Devaney has been a busy man during Kempthorne's 33-month tenure as secretary of the interior, which ends when Barack Obama is sworn in as president on Jan. 20. This month Devaney reported to Congress that on 15 separate occasions the department's political appointees had weakened protections for endangered species against the advice of the agency's scientists, whose work they either ignored or distorted.
Julie MacDonald, a former deputy assistant secretary for fish and wildlife and parks, resigned last year after an earlier report found she had run roughshod over agency scientists and violated federal rules by giving internal documents to industry lobbyists.
In September, Devaney delivered three reports to Congress detailing widespread corruption in the Minerals Management Service, the division responsible for granting offshore oil leases and collecting royalties. According to Devaney, officials accepted gifts, steered contracts to favored clients and engaged in drugs and sex with oil company employees.
Just in the past few months, the Interior Department sold oil and gas leases near Arches and Dinosaur national parks in Utah, shortened the public comment period for actions under the Endangered Species Act, and opened up 3,700 miles of new pipeline and power corridors across public lands in the West.
Even Kempthorne's successes were muted by ideology and flawed science. In declaring the polar bear threatened because of climate change, he said the action "should not open the door to use the (endangered species list) to regulate greenhouse gas emissions from automobiles, power plants and other sources." Then he issued special rules exempting from the law offshore oil and gas drilling in prime polar bear habitat off Alaska's north coast.
It's been disheartening to watch a man who was an honest politician and an independent thinker back in Idaho become part of the corrupt culture of the agency he leads - and become captive to Vice President Dick Cheney's philosophy that the Interior Department is essentially in business to assist oil and gas companies.

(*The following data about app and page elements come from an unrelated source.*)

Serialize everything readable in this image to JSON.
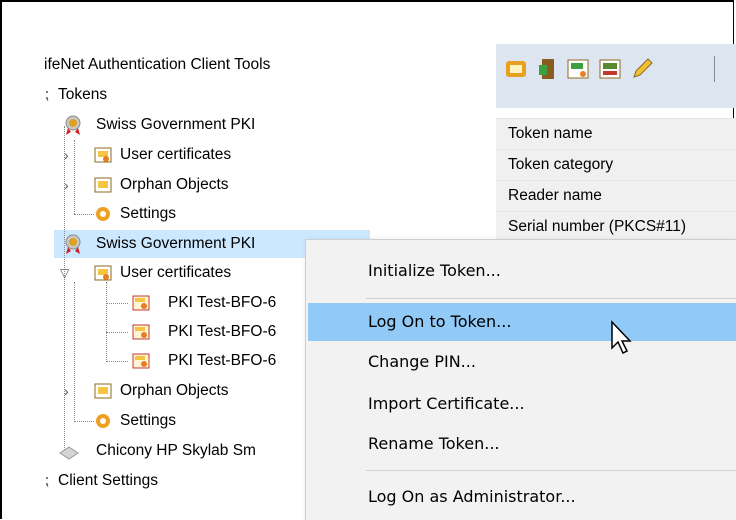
{
  "tree": {
    "root_label": "ifeNet Authentication Client Tools",
    "tokens_label": "Tokens",
    "token1": {
      "label": "Swiss Government PKI",
      "user_certs": "User certificates",
      "orphan": "Orphan Objects",
      "settings": "Settings"
    },
    "token2": {
      "label": "Swiss Government PKI",
      "user_certs": "User certificates",
      "certs": [
        "PKI Test-BFO-6",
        "PKI Test-BFO-6",
        "PKI Test-BFO-6"
      ],
      "orphan": "Orphan Objects",
      "settings": "Settings"
    },
    "reader_label": "Chicony HP Skylab Sm",
    "client_settings": "Client Settings"
  },
  "properties": {
    "rows": [
      "Token name",
      "Token category",
      "Reader name",
      "Serial number (PKCS#11)"
    ]
  },
  "context_menu": {
    "items": [
      "Initialize Token...",
      "Log On to Token...",
      "Change PIN...",
      "Import Certificate...",
      "Rename Token...",
      "Log On as Administrator..."
    ],
    "hovered_index": 1
  },
  "colors": {
    "selection": "#cce8ff",
    "menu_hover": "#91c9f7",
    "toolbar_bg": "#dde6f0"
  }
}
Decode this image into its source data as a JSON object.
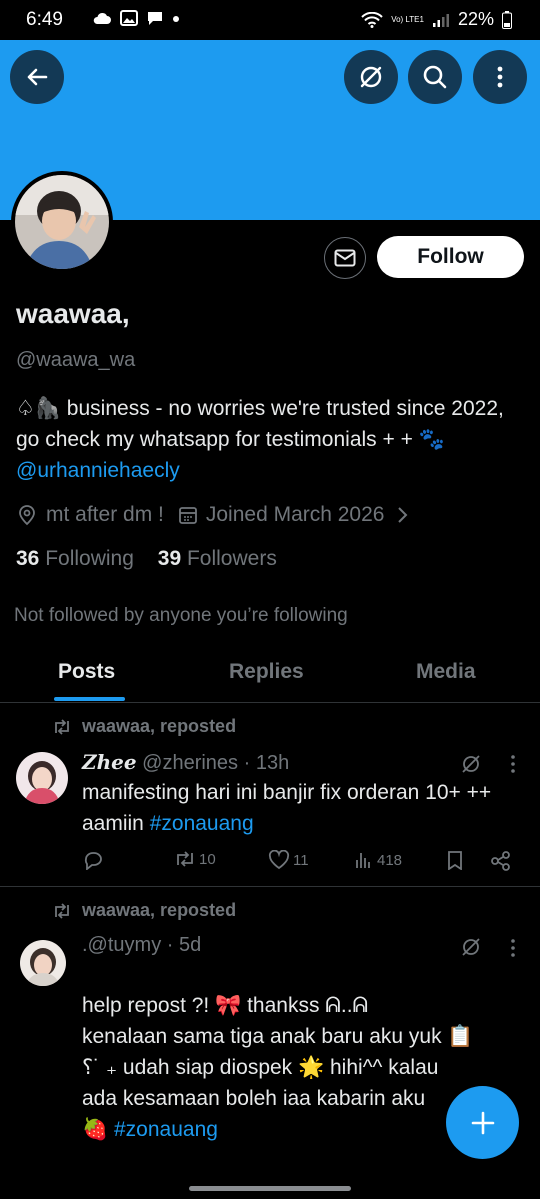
{
  "status_bar": {
    "time": "6:49",
    "network": "Vo) LTE1",
    "battery": "22%"
  },
  "header": {
    "back_icon": "arrow-left-icon",
    "grok_icon": "slash-circle-icon",
    "search_icon": "search-icon",
    "more_icon": "more-vertical-icon",
    "banner_color": "#1d9bf0"
  },
  "profile": {
    "name": "waawaa,",
    "handle": "@waawa_wa",
    "bio_prefix": "♤🦍 business - no worries we're trusted since 2022, go check my whatsapp for testimonials + + 🐾",
    "bio_link": "@urhanniehaecly",
    "location": "mt after dm !",
    "joined": "Joined March 2026",
    "following_count": "36",
    "following_label": "Following",
    "followers_count": "39",
    "followers_label": "Followers",
    "not_followed_note": "Not followed by anyone you’re following",
    "follow_label": "Follow",
    "message_icon": "mail-icon"
  },
  "tabs": [
    {
      "label": "Posts",
      "active": true
    },
    {
      "label": "Replies",
      "active": false
    },
    {
      "label": "Media",
      "active": false
    }
  ],
  "posts": [
    {
      "repost_label": "waawaa, reposted",
      "display_name": "Zhee",
      "handle_time": "@zherines · 13h",
      "text": "manifesting hari ini banjir fix orderan 10+ ++ aamiin",
      "hashtag": "#zonauang",
      "replies": "",
      "reposts": "10",
      "likes": "11",
      "views": "418"
    },
    {
      "repost_label": "waawaa, reposted",
      "display_name": "",
      "handle_time": ".@tuymy · 5d",
      "text_lines": [
        "help repost ?! 🎀 thankss ᕱ..ᕱ",
        "kenalaan sama tiga anak baru aku yuk 📋",
        "⸮˙ ₊ udah siap diospek 🌟 hihi^^ kalau",
        "ada kesamaan boleh iaa kabarin aku"
      ],
      "last_line_prefix": "🍓",
      "hashtag": "#zonauang"
    }
  ],
  "fab_icon": "plus-icon",
  "accent_color": "#1d9bf0"
}
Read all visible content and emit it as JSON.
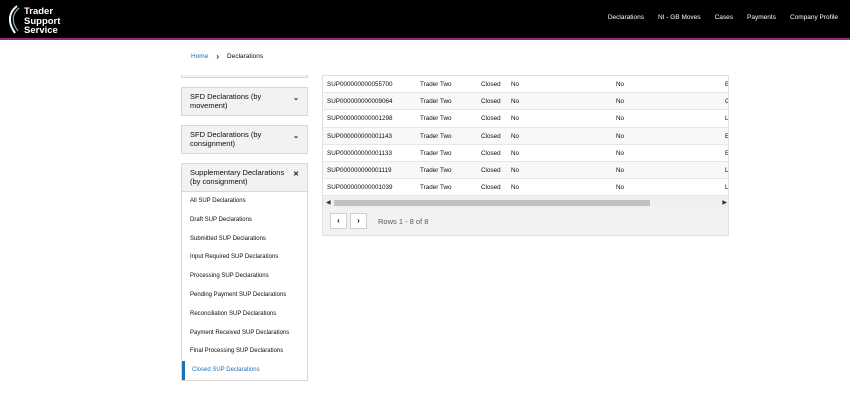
{
  "header": {
    "logo_lines": [
      "Trader",
      "Support",
      "Service"
    ],
    "nav": [
      "Declarations",
      "NI - GB Moves",
      "Cases",
      "Payments",
      "Company Profile"
    ]
  },
  "breadcrumb": {
    "home": "Home",
    "current": "Declarations"
  },
  "sidebar": {
    "sections": [
      {
        "title": "SFD Declarations (by movement)",
        "icon": "chevron-down-icon"
      },
      {
        "title": "SFD Declarations (by consignment)",
        "icon": "chevron-down-icon"
      },
      {
        "title": "Supplementary Declarations (by consignment)",
        "icon": "close-icon",
        "items": [
          "All SUP Declarations",
          "Draft SUP Declarations",
          "Submitted SUP Declarations",
          "Input Required SUP Declarations",
          "Processing SUP Declarations",
          "Pending Payment SUP Declarations",
          "Reconciliation SUP Declarations",
          "Payment Received SUP Declarations",
          "Final Processing SUP Declarations",
          "Closed SUP Declarations"
        ],
        "active_item": "Closed SUP Declarations"
      }
    ]
  },
  "table": {
    "rows": [
      [
        "SUP000000000055700",
        "Trader Two",
        "Closed",
        "No",
        "No",
        "E("
      ],
      [
        "SUP000000000009064",
        "Trader Two",
        "Closed",
        "No",
        "No",
        "C"
      ],
      [
        "SUP000000000001298",
        "Trader Two",
        "Closed",
        "No",
        "No",
        "LI"
      ],
      [
        "SUP000000000001143",
        "Trader Two",
        "Closed",
        "No",
        "No",
        "E("
      ],
      [
        "SUP000000000001133",
        "Trader Two",
        "Closed",
        "No",
        "No",
        "E("
      ],
      [
        "SUP000000000001119",
        "Trader Two",
        "Closed",
        "No",
        "No",
        "LI"
      ],
      [
        "SUP000000000001039",
        "Trader Two",
        "Closed",
        "No",
        "No",
        "LI"
      ]
    ]
  },
  "pagination": {
    "prev": "‹",
    "next": "›",
    "info": "Rows 1 - 8 of 8"
  }
}
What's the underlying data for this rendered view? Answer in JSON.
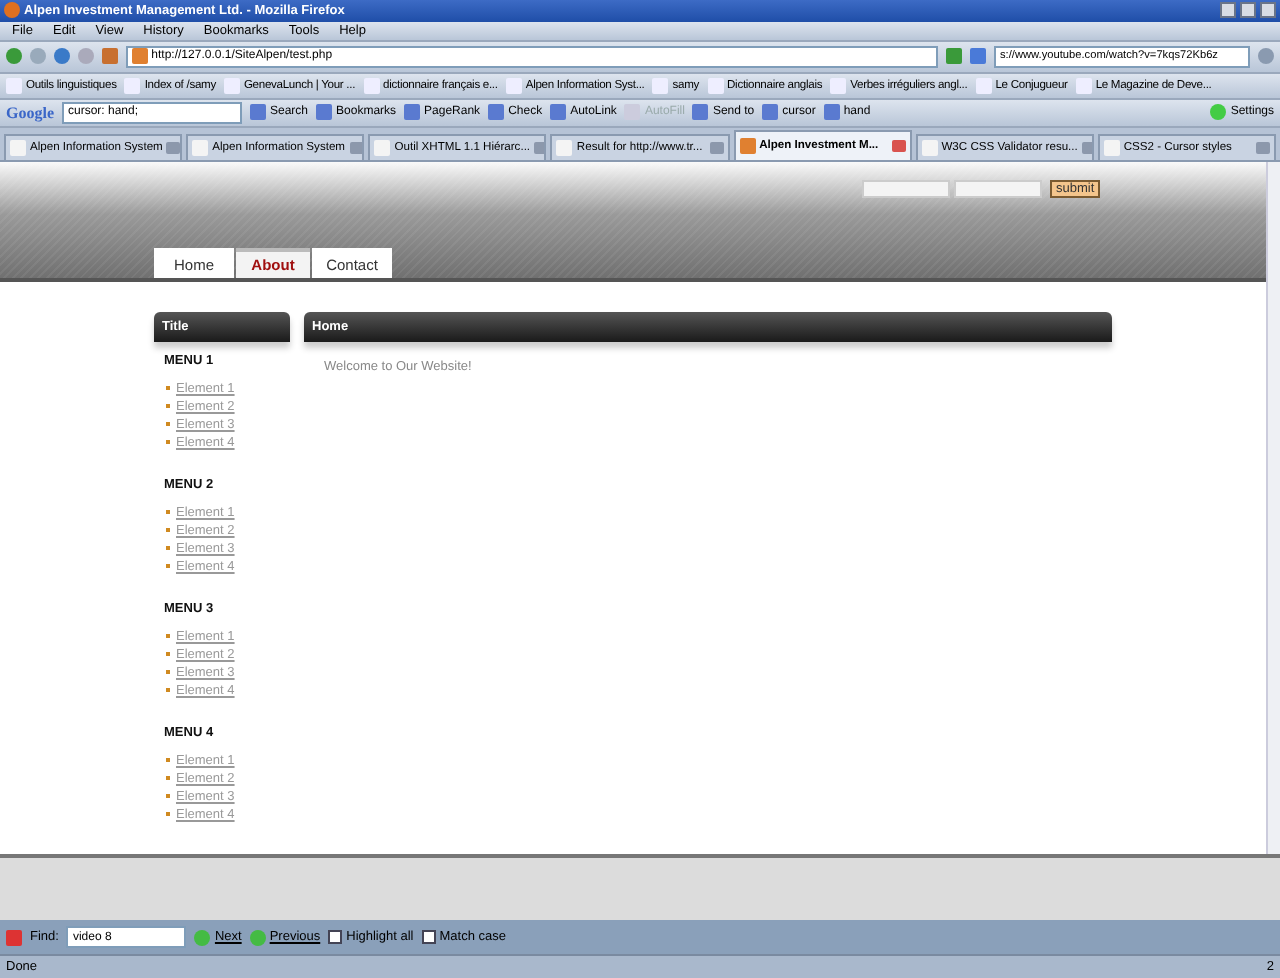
{
  "window": {
    "title": "Alpen Investment Management Ltd. - Mozilla Firefox"
  },
  "menu": [
    "File",
    "Edit",
    "View",
    "History",
    "Bookmarks",
    "Tools",
    "Help"
  ],
  "nav": {
    "url": "http://127.0.0.1/SiteAlpen/test.php",
    "search_value": "s://www.youtube.com/watch?v=7kqs72Kb6z"
  },
  "bookmarks": [
    "Outils linguistiques",
    "Index of /samy",
    "GenevaLunch | Your ...",
    "dictionnaire français e...",
    "Alpen Information Syst...",
    "samy",
    "Dictionnaire anglais",
    "Verbes irréguliers angl...",
    "Le Conjugueur",
    "Le Magazine de Deve..."
  ],
  "google_toolbar": {
    "logo": "Google",
    "search_value": "cursor: hand;",
    "items": [
      {
        "label": "Search",
        "disabled": false
      },
      {
        "label": "Bookmarks",
        "disabled": false
      },
      {
        "label": "PageRank",
        "disabled": false
      },
      {
        "label": "Check",
        "disabled": false
      },
      {
        "label": "AutoLink",
        "disabled": false
      },
      {
        "label": "AutoFill",
        "disabled": true
      },
      {
        "label": "Send to",
        "disabled": false
      },
      {
        "label": "cursor",
        "disabled": false
      },
      {
        "label": "hand",
        "disabled": false
      }
    ],
    "settings": "Settings"
  },
  "tabs": [
    {
      "label": "Alpen Information System",
      "selected": false
    },
    {
      "label": "Alpen Information System",
      "selected": false
    },
    {
      "label": "Outil XHTML 1.1 Hiérarc...",
      "selected": false
    },
    {
      "label": "Result for http://www.tr...",
      "selected": false
    },
    {
      "label": "Alpen Investment M...",
      "selected": true
    },
    {
      "label": "W3C CSS Validator resu...",
      "selected": false
    },
    {
      "label": "CSS2 - Cursor styles",
      "selected": false
    }
  ],
  "page": {
    "submit": "submit",
    "nav": [
      {
        "label": "Home",
        "selected": false
      },
      {
        "label": "About",
        "selected": true
      },
      {
        "label": "Contact",
        "selected": false
      }
    ],
    "sidebar": {
      "title": "Title",
      "menus": [
        {
          "title": "MENU 1",
          "items": [
            "Element 1",
            "Element 2",
            "Element 3",
            "Element 4"
          ]
        },
        {
          "title": "MENU 2",
          "items": [
            "Element 1",
            "Element 2",
            "Element 3",
            "Element 4"
          ]
        },
        {
          "title": "MENU 3",
          "items": [
            "Element 1",
            "Element 2",
            "Element 3",
            "Element 4"
          ]
        },
        {
          "title": "MENU 4",
          "items": [
            "Element 1",
            "Element 2",
            "Element 3",
            "Element 4"
          ]
        }
      ]
    },
    "main": {
      "title": "Home",
      "text": "Welcome to Our Website!"
    }
  },
  "find_bar": {
    "label": "Find:",
    "value": "video 8",
    "next": "Next",
    "previous": "Previous",
    "options": [
      {
        "label": "Highlight all",
        "checked": false
      },
      {
        "label": "Match case",
        "checked": false
      }
    ]
  },
  "status_bar": {
    "text": "Done",
    "count": "2"
  }
}
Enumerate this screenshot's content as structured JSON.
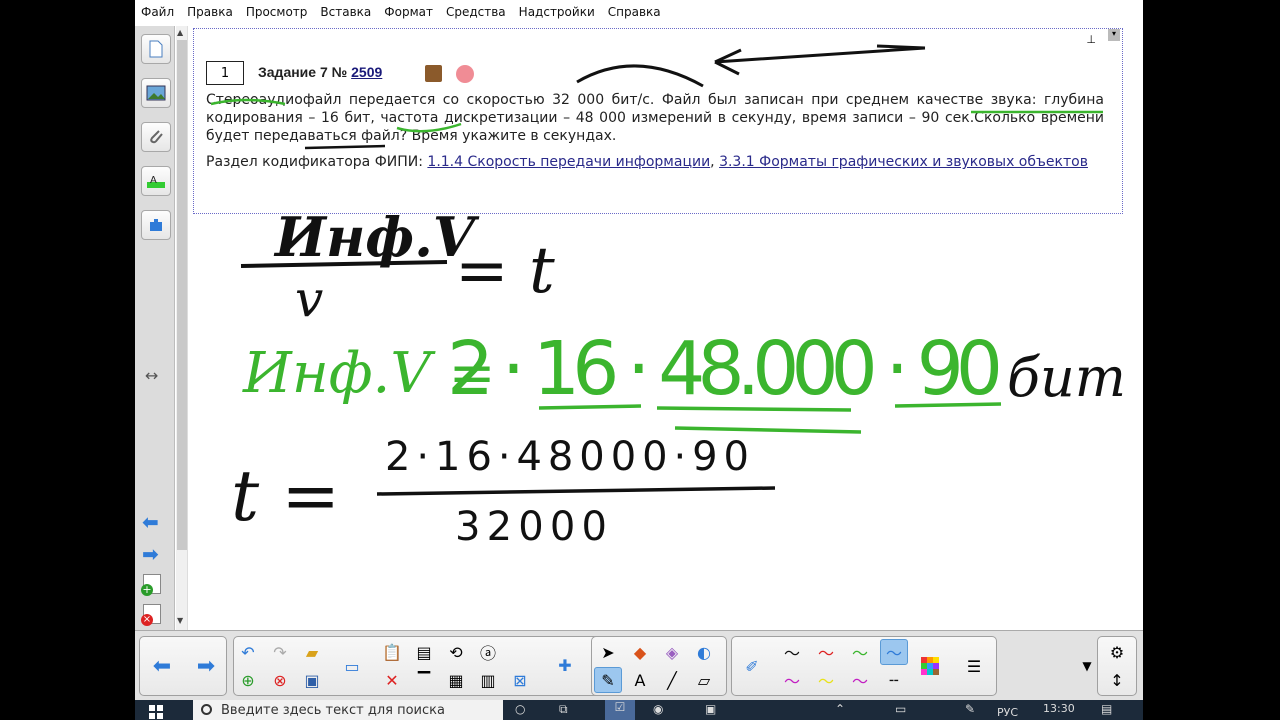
{
  "menu": [
    "Файл",
    "Правка",
    "Просмотр",
    "Вставка",
    "Формат",
    "Средства",
    "Надстройки",
    "Справка"
  ],
  "task": {
    "number": "1",
    "title_prefix": "Задание 7 №",
    "task_link": "2509",
    "text": "Стереоаудиофайл передается со скоростью 32 000 бит/с. Файл был записан при среднем качестве звука: глубина кодирования – 16 бит, частота дискретизации – 48 000 измерений в секунду, время записи – 90 сек.Сколько времени будет передаваться файл? Время укажите в секундах.",
    "codifier_label": "Раздел кодификатора ФИПИ:",
    "codifier_link1": "1.1.4 Скорость передачи информации",
    "codifier_sep": ",",
    "codifier_link2": "3.3.1 Форматы графических и звуковых объектов"
  },
  "ink": {
    "formula1_num": "Инф.V",
    "formula1_den": "v",
    "formula1_rhs": "= t",
    "formula2_lhs": "Инф.V =",
    "formula2_rhs": "2 · 16 · 48.000 · 90",
    "formula2_unit": "бит",
    "formula3_lhs": "t =",
    "formula3_num": "2·16·48000·90",
    "formula3_den": "32000"
  },
  "taskbar": {
    "search_placeholder": "Введите здесь текст для поиска",
    "lang": "РУС",
    "time": "13:30"
  },
  "colors": {
    "ink_black": "#111111",
    "ink_green": "#3bb52e",
    "link": "#2a2a8a",
    "accent_blue": "#2f7bd8"
  }
}
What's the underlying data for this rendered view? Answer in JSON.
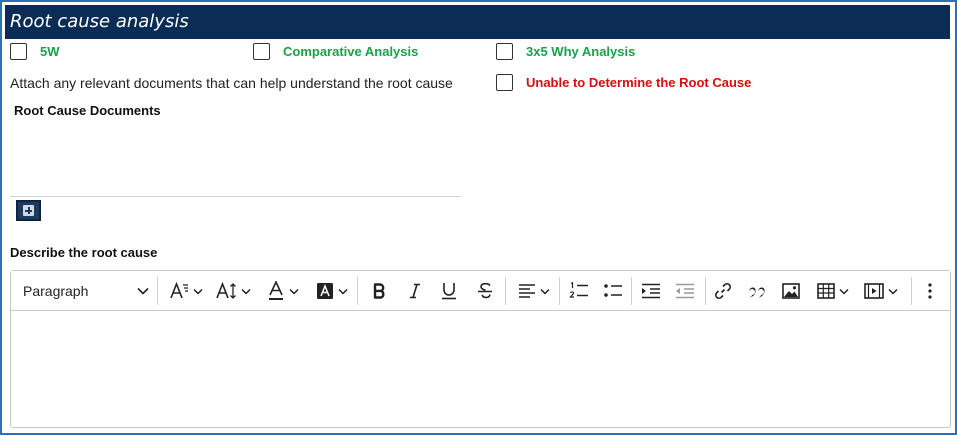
{
  "header": {
    "title": "Root cause analysis"
  },
  "options": {
    "five_w": "5W",
    "comparative": "Comparative Analysis",
    "three_by_five": "3x5 Why Analysis",
    "unable": "Unable to Determine the Root Cause"
  },
  "attach": {
    "hint": "Attach any relevant documents that can help understand the root cause",
    "documents_title": "Root Cause Documents"
  },
  "describe": {
    "label": "Describe the root cause"
  },
  "editor": {
    "paragraph_label": "Paragraph",
    "toolbar_icons": [
      "font-size-icon",
      "line-height-icon",
      "font-color-icon",
      "highlight-icon",
      "bold-icon",
      "italic-icon",
      "underline-icon",
      "strikethrough-icon",
      "align-icon",
      "numbered-list-icon",
      "bulleted-list-icon",
      "indent-icon",
      "outdent-icon",
      "link-icon",
      "quote-icon",
      "image-icon",
      "table-icon",
      "media-icon",
      "more-icon"
    ]
  },
  "colors": {
    "header_bg": "#0b2d55",
    "green_label": "#1aa14a",
    "red_label": "#d80d0d",
    "frame_border": "#2f6fb5"
  }
}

Simply put, Secretary Kempthorne botched his stewardship of the public lands in his care. Americans - and Idahoans - deserved better.